> _Work required_: Each line of the records that holds "题目数量" should be shown in full.
Start of Entries provided
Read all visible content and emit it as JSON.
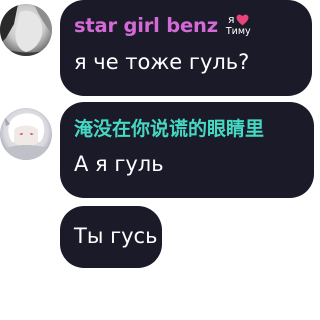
{
  "messages": [
    {
      "sender": "star girl benz",
      "sender_color": "#d46ad7",
      "badge": {
        "top": "я",
        "bottom": "Тиму",
        "icon": "heart-icon",
        "icon_color": "#e8447a"
      },
      "text": "я че тоже гуль?"
    },
    {
      "sender": "淹没在你说谎的眼睛里",
      "sender_color": "#45d8c2",
      "text": "А я гуль"
    },
    {
      "text": "Ты гусь"
    }
  ],
  "colors": {
    "bubble": "#1b1a29",
    "text": "#ffffff",
    "background": "#ffffff"
  }
}
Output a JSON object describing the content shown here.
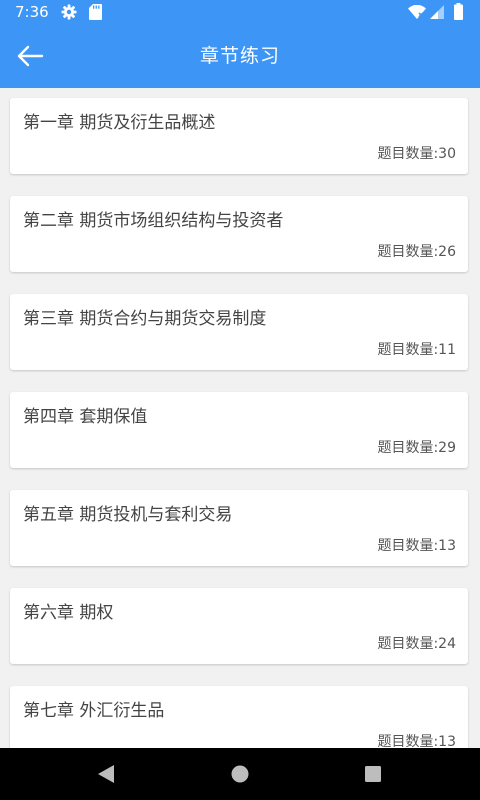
{
  "status_bar": {
    "time": "7:36",
    "icons": [
      "gear-icon",
      "sd-card-icon",
      "wifi-icon",
      "cell-signal-icon",
      "battery-icon"
    ]
  },
  "header": {
    "title": "章节练习",
    "back_icon": "arrow-left-icon"
  },
  "colors": {
    "primary": "#3d96f5",
    "background": "#f1f1f1",
    "card": "#ffffff",
    "title_text": "#444444",
    "count_text": "#555555"
  },
  "chapters": [
    {
      "title": "第一章 期货及衍生品概述",
      "count": "题目数量:30"
    },
    {
      "title": "第二章 期货市场组织结构与投资者",
      "count": "题目数量:26"
    },
    {
      "title": "第三章 期货合约与期货交易制度",
      "count": "题目数量:11"
    },
    {
      "title": "第四章 套期保值",
      "count": "题目数量:29"
    },
    {
      "title": "第五章 期货投机与套利交易",
      "count": "题目数量:13"
    },
    {
      "title": "第六章 期权",
      "count": "题目数量:24"
    },
    {
      "title": "第七章 外汇衍生品",
      "count": "题目数量:13"
    }
  ],
  "nav_bar": {
    "icons": [
      "nav-back-icon",
      "nav-home-icon",
      "nav-recents-icon"
    ]
  }
}
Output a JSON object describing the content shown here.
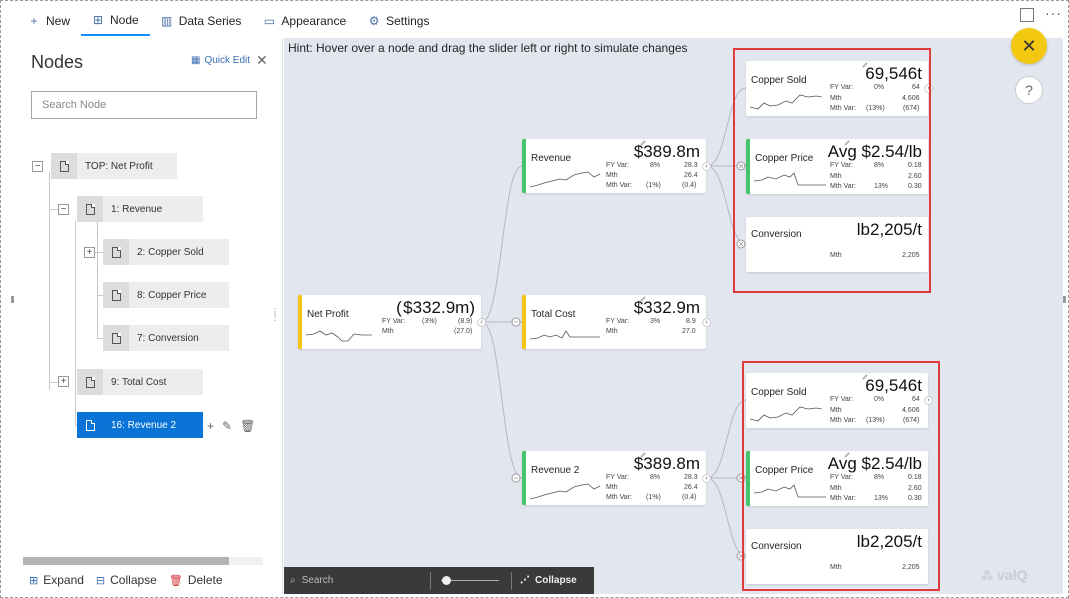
{
  "toolbar": {
    "new_label": "New",
    "node_label": "Node",
    "data_series_label": "Data Series",
    "appearance_label": "Appearance",
    "settings_label": "Settings",
    "more_label": "···"
  },
  "left_panel": {
    "title": "Nodes",
    "quick_edit": "Quick Edit",
    "close": "✕",
    "search_placeholder": "Search Node",
    "tree": [
      {
        "label": "TOP: Net Profit",
        "toggle": "−"
      },
      {
        "label": "1: Revenue",
        "toggle": "−"
      },
      {
        "label": "2: Copper Sold",
        "toggle": "+"
      },
      {
        "label": "8: Copper Price",
        "toggle": ""
      },
      {
        "label": "7: Conversion",
        "toggle": ""
      },
      {
        "label": "9: Total Cost",
        "toggle": "+"
      },
      {
        "label": "16: Revenue 2",
        "toggle": "",
        "selected": true
      }
    ],
    "bottom": {
      "expand": "Expand",
      "collapse": "Collapse",
      "delete": "Delete"
    }
  },
  "canvas": {
    "hint": "Hint: Hover over a node and drag the slider left or right to simulate changes",
    "bar": {
      "search": "Search",
      "collapse": "Collapse"
    },
    "logo": "valQ",
    "cards": {
      "net_profit": {
        "name": "Net Profit",
        "value": "( $332.9m)",
        "stats": [
          [
            "FY Var:",
            "(3%)",
            "(8.9)"
          ],
          [
            "Mth",
            "",
            "(27.0)"
          ]
        ]
      },
      "revenue": {
        "name": "Revenue",
        "value": "$389.8m",
        "stats": [
          [
            "FY Var:",
            "8%",
            "28.3"
          ],
          [
            "Mth",
            "",
            "26.4"
          ],
          [
            "Mth Var:",
            "(1%)",
            "(0.4)"
          ]
        ]
      },
      "total_cost": {
        "name": "Total Cost",
        "value": "$332.9m",
        "stats": [
          [
            "FY Var:",
            "3%",
            "8.9"
          ],
          [
            "Mth",
            "",
            "27.0"
          ]
        ]
      },
      "revenue2": {
        "name": "Revenue 2",
        "value": "$389.8m",
        "stats": [
          [
            "FY Var:",
            "8%",
            "28.3"
          ],
          [
            "Mth",
            "",
            "26.4"
          ],
          [
            "Mth Var:",
            "(1%)",
            "(0.4)"
          ]
        ]
      },
      "copper_sold": {
        "name": "Copper Sold",
        "value": "69,546t",
        "stats": [
          [
            "FY Var:",
            "0%",
            "64"
          ],
          [
            "Mth",
            "",
            "4,606"
          ],
          [
            "Mth Var:",
            "(13%)",
            "(674)"
          ]
        ]
      },
      "copper_price": {
        "name": "Copper Price",
        "value": "Avg $2.54/lb",
        "stats": [
          [
            "FY Var:",
            "8%",
            "0.18"
          ],
          [
            "Mth",
            "",
            "2.60"
          ],
          [
            "Mth Var:",
            "13%",
            "0.30"
          ]
        ]
      },
      "conversion": {
        "name": "Conversion",
        "value": "lb2,205/t",
        "stats": [
          [
            "Mth",
            "",
            "2,205"
          ]
        ]
      }
    }
  },
  "floating": {
    "close": "✕",
    "help": "?"
  },
  "colors": {
    "accent_green": "#47c36b",
    "accent_yellow": "#f5c518",
    "highlight_red": "#e03c3c",
    "selected_blue": "#0a74d6",
    "close_yellow": "#f2c811"
  }
}
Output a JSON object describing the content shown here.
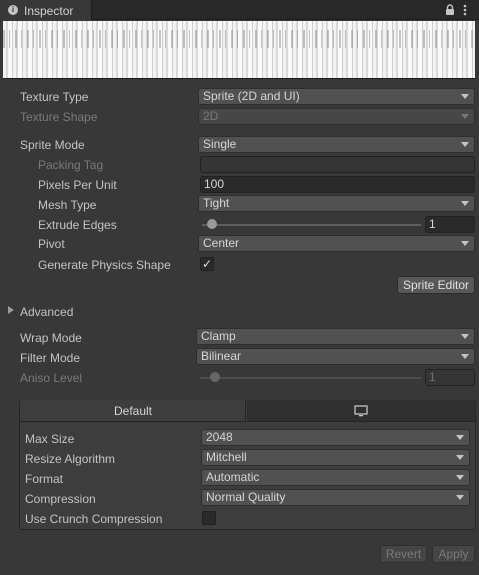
{
  "window": {
    "tab_title": "Inspector",
    "info_icon": "info-icon",
    "lock_icon": "lock-icon",
    "more_icon": "kebab-menu-icon"
  },
  "texture": {
    "texture_type": {
      "label": "Texture Type",
      "value": "Sprite (2D and UI)"
    },
    "texture_shape": {
      "label": "Texture Shape",
      "value": "2D"
    },
    "sprite_mode": {
      "label": "Sprite Mode",
      "value": "Single"
    },
    "packing_tag": {
      "label": "Packing Tag",
      "value": ""
    },
    "pixels_per_unit": {
      "label": "Pixels Per Unit",
      "value": "100"
    },
    "mesh_type": {
      "label": "Mesh Type",
      "value": "Tight"
    },
    "extrude_edges": {
      "label": "Extrude Edges",
      "value": "1"
    },
    "pivot": {
      "label": "Pivot",
      "value": "Center"
    },
    "generate_physics": {
      "label": "Generate Physics Shape",
      "checked": true,
      "mark": "✓"
    },
    "sprite_editor_button": "Sprite Editor",
    "advanced_label": "Advanced",
    "wrap_mode": {
      "label": "Wrap Mode",
      "value": "Clamp"
    },
    "filter_mode": {
      "label": "Filter Mode",
      "value": "Bilinear"
    },
    "aniso_level": {
      "label": "Aniso Level",
      "value": "1"
    }
  },
  "platform": {
    "tabs": [
      {
        "label": "Default"
      },
      {
        "icon": "monitor-icon"
      }
    ],
    "max_size": {
      "label": "Max Size",
      "value": "2048"
    },
    "resize_algorithm": {
      "label": "Resize Algorithm",
      "value": "Mitchell"
    },
    "format": {
      "label": "Format",
      "value": "Automatic"
    },
    "compression": {
      "label": "Compression",
      "value": "Normal Quality"
    },
    "crunch": {
      "label": "Use Crunch Compression",
      "checked": false
    }
  },
  "footer": {
    "revert": "Revert",
    "apply": "Apply"
  },
  "colors": {
    "background": "#383838",
    "field": "#2a2a2a",
    "dropdown": "#515151",
    "text": "#c4c4c4"
  }
}
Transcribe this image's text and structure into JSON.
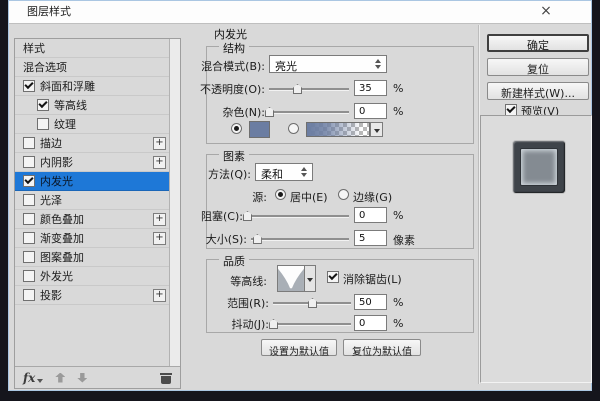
{
  "window": {
    "title": "图层样式",
    "close_icon": "×"
  },
  "sidebar": {
    "items": [
      {
        "key": "styles",
        "label": "样式",
        "checkbox": false,
        "checked": false,
        "plus": false,
        "selected": false,
        "indent": false
      },
      {
        "key": "blending-options",
        "label": "混合选项",
        "checkbox": false,
        "checked": false,
        "plus": false,
        "selected": false,
        "indent": false
      },
      {
        "key": "bevel-emboss",
        "label": "斜面和浮雕",
        "checkbox": true,
        "checked": true,
        "plus": false,
        "selected": false,
        "indent": false
      },
      {
        "key": "contour",
        "label": "等高线",
        "checkbox": true,
        "checked": true,
        "plus": false,
        "selected": false,
        "indent": true
      },
      {
        "key": "texture",
        "label": "纹理",
        "checkbox": true,
        "checked": false,
        "plus": false,
        "selected": false,
        "indent": true
      },
      {
        "key": "stroke",
        "label": "描边",
        "checkbox": true,
        "checked": false,
        "plus": true,
        "selected": false,
        "indent": false
      },
      {
        "key": "inner-shadow",
        "label": "内阴影",
        "checkbox": true,
        "checked": false,
        "plus": true,
        "selected": false,
        "indent": false
      },
      {
        "key": "inner-glow",
        "label": "内发光",
        "checkbox": true,
        "checked": true,
        "plus": false,
        "selected": true,
        "indent": false
      },
      {
        "key": "satin",
        "label": "光泽",
        "checkbox": true,
        "checked": false,
        "plus": false,
        "selected": false,
        "indent": false
      },
      {
        "key": "color-overlay",
        "label": "颜色叠加",
        "checkbox": true,
        "checked": false,
        "plus": true,
        "selected": false,
        "indent": false
      },
      {
        "key": "gradient-overlay",
        "label": "渐变叠加",
        "checkbox": true,
        "checked": false,
        "plus": true,
        "selected": false,
        "indent": false
      },
      {
        "key": "pattern-overlay",
        "label": "图案叠加",
        "checkbox": true,
        "checked": false,
        "plus": false,
        "selected": false,
        "indent": false
      },
      {
        "key": "outer-glow",
        "label": "外发光",
        "checkbox": true,
        "checked": false,
        "plus": false,
        "selected": false,
        "indent": false
      },
      {
        "key": "drop-shadow",
        "label": "投影",
        "checkbox": true,
        "checked": false,
        "plus": true,
        "selected": false,
        "indent": false
      }
    ],
    "footer": {
      "fx_label": "fx",
      "plus_icon": "+"
    }
  },
  "panel": {
    "title": "内发光",
    "structure": {
      "group_label": "结构",
      "blend_mode_label": "混合模式(B):",
      "blend_mode_value": "亮光",
      "opacity_label": "不透明度(O):",
      "opacity_value": "35",
      "opacity_unit": "%",
      "noise_label": "杂色(N):",
      "noise_value": "0",
      "noise_unit": "%"
    },
    "elements": {
      "group_label": "图素",
      "technique_label": "方法(Q):",
      "technique_value": "柔和",
      "source_label": "源:",
      "source_center_label": "居中(E)",
      "source_edge_label": "边缘(G)",
      "choke_label": "阻塞(C):",
      "choke_value": "0",
      "choke_unit": "%",
      "size_label": "大小(S):",
      "size_value": "5",
      "size_unit": "像素"
    },
    "quality": {
      "group_label": "品质",
      "contour_label": "等高线:",
      "antialias_label": "消除锯齿(L)",
      "range_label": "范围(R):",
      "range_value": "50",
      "range_unit": "%",
      "jitter_label": "抖动(J):",
      "jitter_value": "0",
      "jitter_unit": "%"
    },
    "sliders": {
      "opacity": 35,
      "noise": 0,
      "choke": 0,
      "size": 6,
      "range": 50,
      "jitter": 0
    },
    "footer_buttons": {
      "make_default": "设置为默认值",
      "reset_default": "复位为默认值"
    }
  },
  "right": {
    "ok": "确定",
    "reset": "复位",
    "new_style": "新建样式(W)...",
    "preview_label": "预览(V)",
    "preview_checked": true
  },
  "colors": {
    "accent_blue": "#1e78d7",
    "glow_color": "#6b7da2",
    "dialog_bg": "#d9d9d9"
  }
}
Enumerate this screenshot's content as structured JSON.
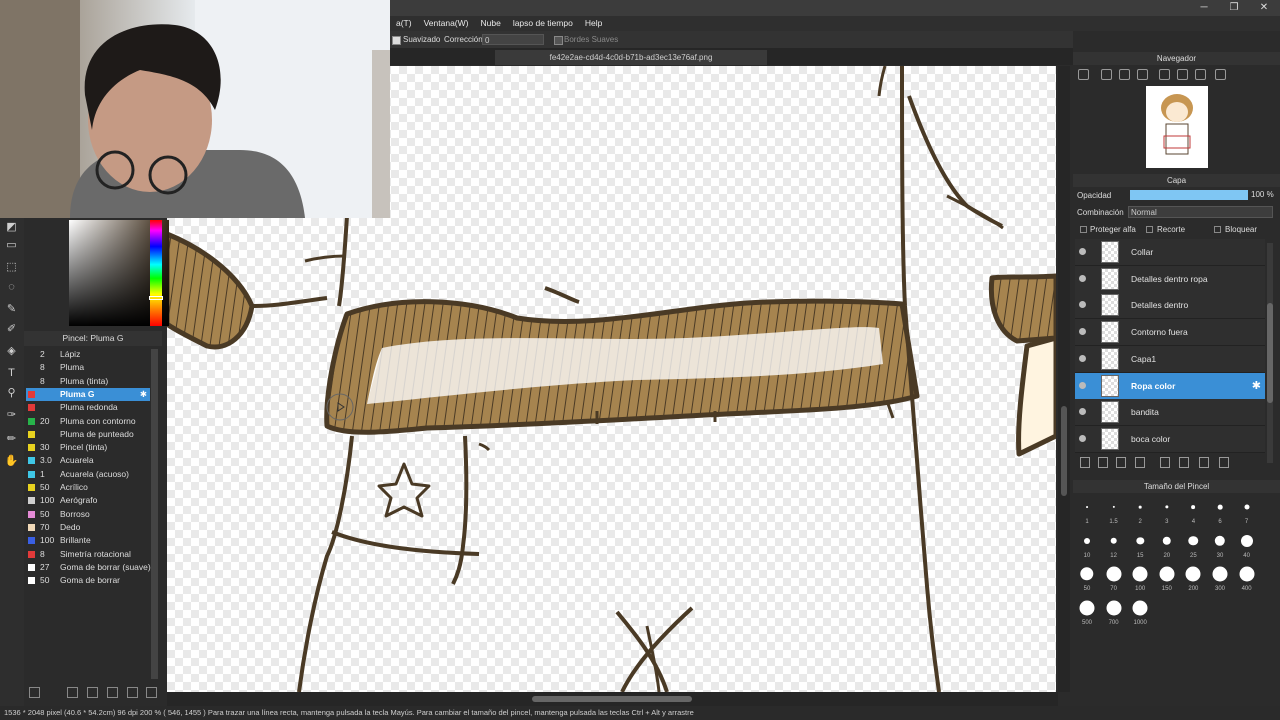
{
  "menu": [
    "a(T)",
    "Ventana(W)",
    "Nube",
    "lapso de tiempo",
    "Help"
  ],
  "toolbar": {
    "suavizado": "Suavizado",
    "correccion": "Corrección",
    "correccion_value": "0",
    "bordes": "Bordes Suaves"
  },
  "file_tab": "fe42e2ae-cd4d-4c0d-b71b-ad3ec13e76af.png",
  "brush_panel": {
    "title": "Pincel: Pluma G",
    "items": [
      {
        "size": "2",
        "name": "Lápiz",
        "color": "#2b2b2b"
      },
      {
        "size": "8",
        "name": "Pluma",
        "color": "#2b2b2b"
      },
      {
        "size": "8",
        "name": "Pluma (tinta)",
        "color": "#2b2b2b"
      },
      {
        "size": "",
        "name": "Pluma G",
        "color": "#e23a3a",
        "selected": true
      },
      {
        "size": "",
        "name": "Pluma redonda",
        "color": "#e23a3a"
      },
      {
        "size": "20",
        "name": "Pluma con contorno",
        "color": "#27b34a"
      },
      {
        "size": "",
        "name": "Pluma de punteado",
        "color": "#e8d21f"
      },
      {
        "size": "30",
        "name": "Pincel (tinta)",
        "color": "#e8d21f"
      },
      {
        "size": "3.0",
        "name": "Acuarela",
        "color": "#3fc7e6"
      },
      {
        "size": "1",
        "name": "Acuarela (acuoso)",
        "color": "#3fc7e6"
      },
      {
        "size": "50",
        "name": "Acrílico",
        "color": "#e8d21f"
      },
      {
        "size": "100",
        "name": "Aerógrafo",
        "color": "#cfcfcf"
      },
      {
        "size": "50",
        "name": "Borroso",
        "color": "#e58bd6"
      },
      {
        "size": "70",
        "name": "Dedo",
        "color": "#f1d9b8"
      },
      {
        "size": "100",
        "name": "Brillante",
        "color": "#3a5fe3"
      },
      {
        "size": "8",
        "name": "Simetría rotacional",
        "color": "#e23a3a"
      },
      {
        "size": "27",
        "name": "Goma de borrar (suave)",
        "color": "#ffffff"
      },
      {
        "size": "50",
        "name": "Goma de borrar",
        "color": "#ffffff"
      }
    ]
  },
  "navigator": {
    "title": "Navegador"
  },
  "layer_panel": {
    "title": "Capa",
    "opacity_label": "Opacidad",
    "opacity_value": "100 %",
    "opacity": 1.0,
    "blend_label": "Combinación",
    "blend_value": "Normal",
    "protect_alpha": "Proteger alfa",
    "clip": "Recorte",
    "lock": "Bloquear",
    "layers": [
      {
        "name": "Collar"
      },
      {
        "name": "Detalles dentro ropa"
      },
      {
        "name": "Detalles dentro"
      },
      {
        "name": "Contorno fuera"
      },
      {
        "name": "Capa1"
      },
      {
        "name": "Ropa color",
        "selected": true
      },
      {
        "name": "bandita"
      },
      {
        "name": "boca color"
      }
    ]
  },
  "brush_size_panel": {
    "title": "Tamaño del Pincel",
    "sizes": [
      "1",
      "1.5",
      "2",
      "3",
      "4",
      "6",
      "7",
      "10",
      "12",
      "15",
      "20",
      "25",
      "30",
      "40",
      "50",
      "70",
      "100",
      "150",
      "200",
      "300",
      "400",
      "500",
      "700",
      "1000"
    ]
  },
  "status": "1536 * 2048 pixel   (40.6 * 54.2cm)   96 dpi   200 %   ( 546, 1455 )   Para trazar una línea recta, mantenga pulsada la tecla Mayús. Para cambiar el tamaño del pincel, mantenga pulsada las teclas Ctrl + Alt y arrastre",
  "colors": {
    "accent": "#3a8fd6",
    "outline": "#4a3a25",
    "fill": "#a6844f"
  }
}
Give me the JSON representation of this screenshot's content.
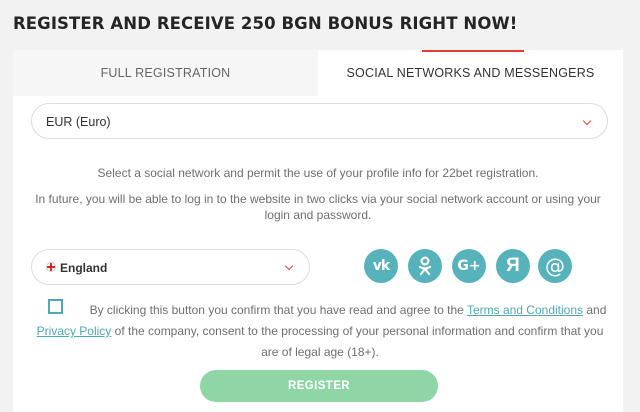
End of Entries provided
> _Completed task_:
      "count": "题目数量:30"
      "count": "题目数量:26"
      "count": "题目数量:11"
      "count": "题目数量:29"
      "count": "题目数量:13"
      "count": "题目数量:24"
      "count": "题目数量:13"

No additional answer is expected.